A couple of years ago, residents of Rwanda’s Bugesera region thought of their hospital as a death trap, and not because it was understaffed or underfunded. Its director was simply incompetent, and everybody knew it. Just months after a new director came to the rescue, patients began streaming in.
Columbia University public health professor Josh Ruxin shares this anecdote in Democracy (Summer 2008) to illustrate a little-discussed problem: A shortage of good management, not of energy or passion or equipment, is often what stifles progress in public health.
“For too long, doctors have run the public health establishment,” Ruxin writes. Docs-turned-directors often lack the business sense and management skills needed to run successful programs and clinics. “We need less do-goodism, and more do-it-rightism.”
As global public health programs expand, infused with donor funds from high-profile campaigns against AIDS, malaria, and other diseases, they’ll need to start taking strategic cues from the private sector.
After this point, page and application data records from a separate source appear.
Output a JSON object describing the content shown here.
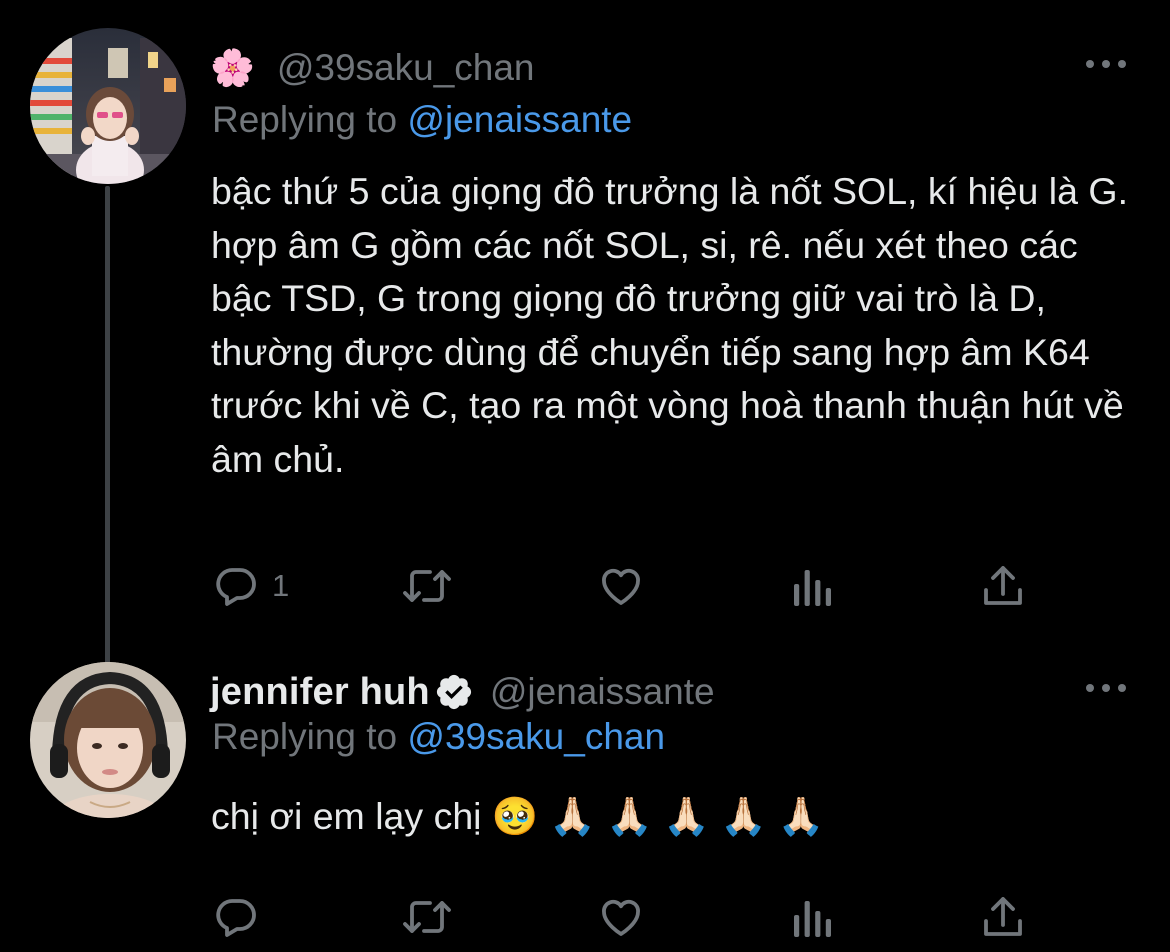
{
  "tweets": [
    {
      "emoji": "🌸",
      "display_name": "",
      "verified": false,
      "handle": "@39saku_chan",
      "reply_label": "Replying to",
      "reply_to": "@jenaissante",
      "text": "bậc thứ 5 của giọng đô trưởng là nốt SOL, kí hiệu là G. hợp âm G gồm các nốt SOL, si, rê. nếu xét theo các bậc TSD, G trong giọng đô trưởng giữ vai trò là D, thường được dùng để chuyển tiếp sang hợp âm K64 trước khi về C, tạo ra một vòng hoà thanh thuận hút về âm chủ.",
      "reply_count": "1"
    },
    {
      "emoji": "",
      "display_name": "jennifer huh",
      "verified": true,
      "handle": "@jenaissante",
      "reply_label": "Replying to",
      "reply_to": "@39saku_chan",
      "text": "chị ơi em lạy chị 🥹 🙏🏻 🙏🏻 🙏🏻 🙏🏻 🙏🏻",
      "reply_count": ""
    }
  ],
  "icons": {
    "reply": "reply-icon",
    "retweet": "retweet-icon",
    "like": "like-icon",
    "views": "views-icon",
    "share": "share-icon",
    "more": "more-icon",
    "verified": "verified-badge-icon"
  },
  "colors": {
    "background": "#000000",
    "text": "#e7e9ea",
    "secondary": "#71767b",
    "link": "#4a99e9",
    "thread_line": "#3d4145"
  }
}
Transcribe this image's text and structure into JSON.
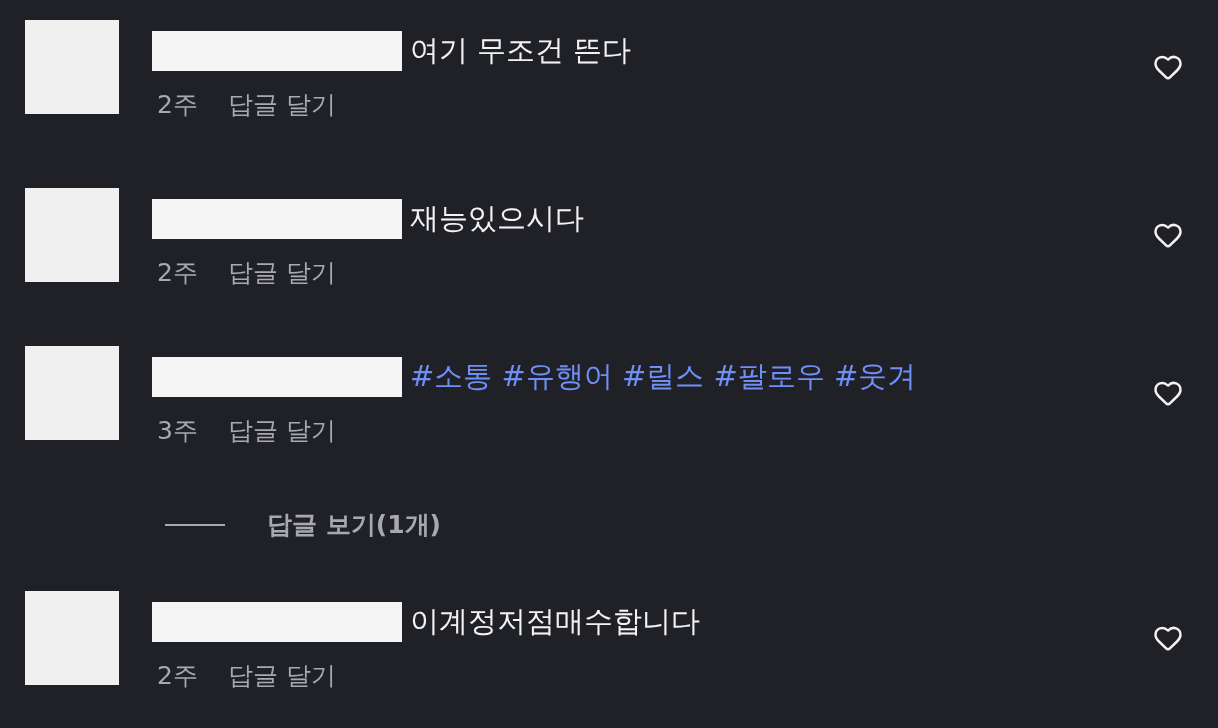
{
  "comments": [
    {
      "kind": "plain",
      "text": "여기 무조건 뜬다",
      "time": "2주",
      "reply_label": "답글 달기",
      "liked": false
    },
    {
      "kind": "plain",
      "text": "재능있으시다",
      "time": "2주",
      "reply_label": "답글 달기",
      "liked": false
    },
    {
      "kind": "hashtag",
      "text": "#소통 #유행어 #릴스 #팔로우 #웃겨",
      "time": "3주",
      "reply_label": "답글 달기",
      "liked": false,
      "replies_toggle": "답글 보기(1개)"
    },
    {
      "kind": "plain",
      "text": "이계정저점매수합니다",
      "time": "2주",
      "reply_label": "답글 달기",
      "liked": false
    }
  ]
}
That, Ruskin argues, means venturing outside the field’s traditional Good Samaritan comfort zone to seek “the sort of perspective economists, sociologists, management consultants, and even politicians can bring.”